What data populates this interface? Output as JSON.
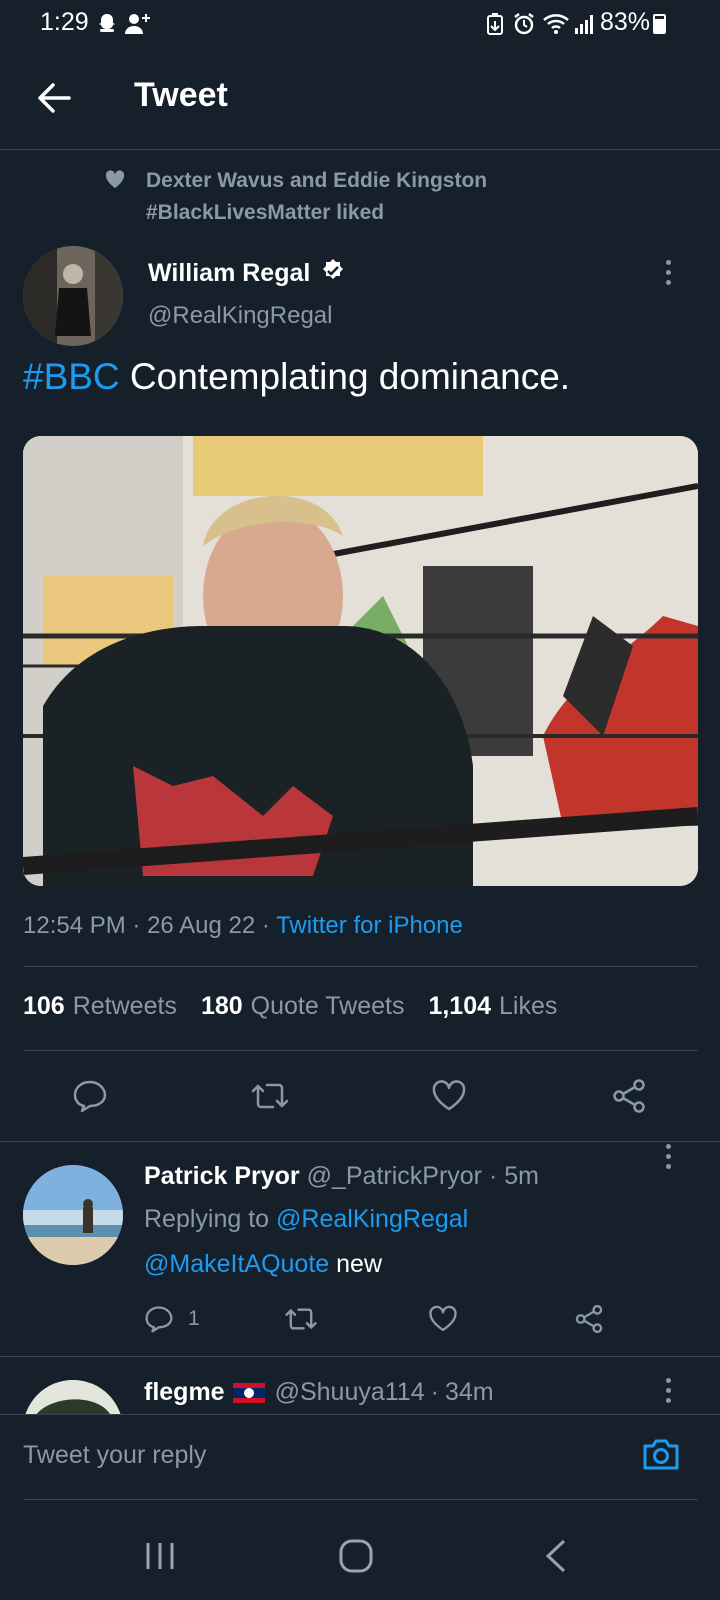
{
  "status_bar": {
    "time": "1:29",
    "battery": "83%"
  },
  "header": {
    "title": "Tweet"
  },
  "social_context": {
    "line1": "Dexter Wavus and Eddie Kingston",
    "line2": "#BlackLivesMatter liked"
  },
  "tweet": {
    "author_name": "William Regal",
    "author_handle": "@RealKingRegal",
    "hashtag": "#BBC",
    "text": " Contemplating dominance.",
    "time": "12:54 PM",
    "date": "26 Aug 22",
    "source": "Twitter for iPhone",
    "sep": "·",
    "stats": {
      "retweets_count": "106",
      "retweets_label": "Retweets",
      "quotes_count": "180",
      "quotes_label": "Quote Tweets",
      "likes_count": "1,104",
      "likes_label": "Likes"
    }
  },
  "reply": {
    "name": "Patrick Pryor",
    "handle": "@_PatrickPryor",
    "age": "5m",
    "replying_prefix": "Replying to ",
    "replying_handle": "@RealKingRegal",
    "mention": "@MakeItAQuote",
    "text": " new",
    "reply_count": "1"
  },
  "next_reply": {
    "name": "flegme",
    "handle": "@Shuuya114",
    "age": "34m"
  },
  "composer": {
    "placeholder": "Tweet your reply"
  },
  "colors": {
    "background": "#15202b",
    "accent": "#1d9bf0",
    "muted": "#8b98a5",
    "divider": "#38444d"
  }
}
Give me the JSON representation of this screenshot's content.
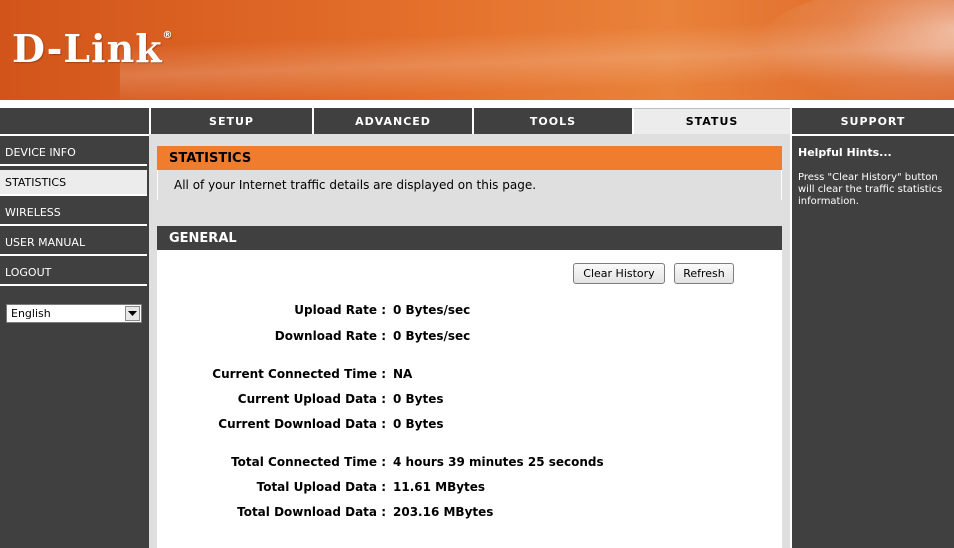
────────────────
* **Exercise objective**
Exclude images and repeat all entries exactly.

* **Task solution**
What data populates this interface? Output as JSON.
{
  "status_bar": {
    "time": "1:29",
    "battery": "83%"
  },
  "header": {
    "title": "Tweet"
  },
  "social_context": {
    "line1": "Dexter Wavus and Eddie Kingston",
    "line2": "#BlackLivesMatter liked"
  },
  "tweet": {
    "author_name": "William Regal",
    "author_handle": "@RealKingRegal",
    "hashtag": "#BBC",
    "text": " Contemplating dominance.",
    "time": "12:54 PM",
    "date": "26 Aug 22",
    "source": "Twitter for iPhone",
    "sep": "·",
    "stats": {
      "retweets_count": "106",
      "retweets_label": "Retweets",
      "quotes_count": "180",
      "quotes_label": "Quote Tweets",
      "likes_count": "1,104",
      "likes_label": "Likes"
    }
  },
  "reply": {
    "name": "Patrick Pryor",
    "handle": "@_PatrickPryor",
    "age": "5m",
    "replying_prefix": "Replying to ",
    "replying_handle": "@RealKingRegal",
    "mention": "@MakeItAQuote",
    "text": " new",
    "reply_count": "1"
  },
  "next_reply": {
    "name": "flegme",
    "handle": "@Shuuya114",
    "age": "34m"
  },
  "composer": {
    "placeholder": "Tweet your reply"
  },
  "colors": {
    "background": "#15202b",
    "accent": "#1d9bf0",
    "muted": "#8b98a5",
    "divider": "#38444d"
  }
}
Give me the JSON representation of this screenshot's content.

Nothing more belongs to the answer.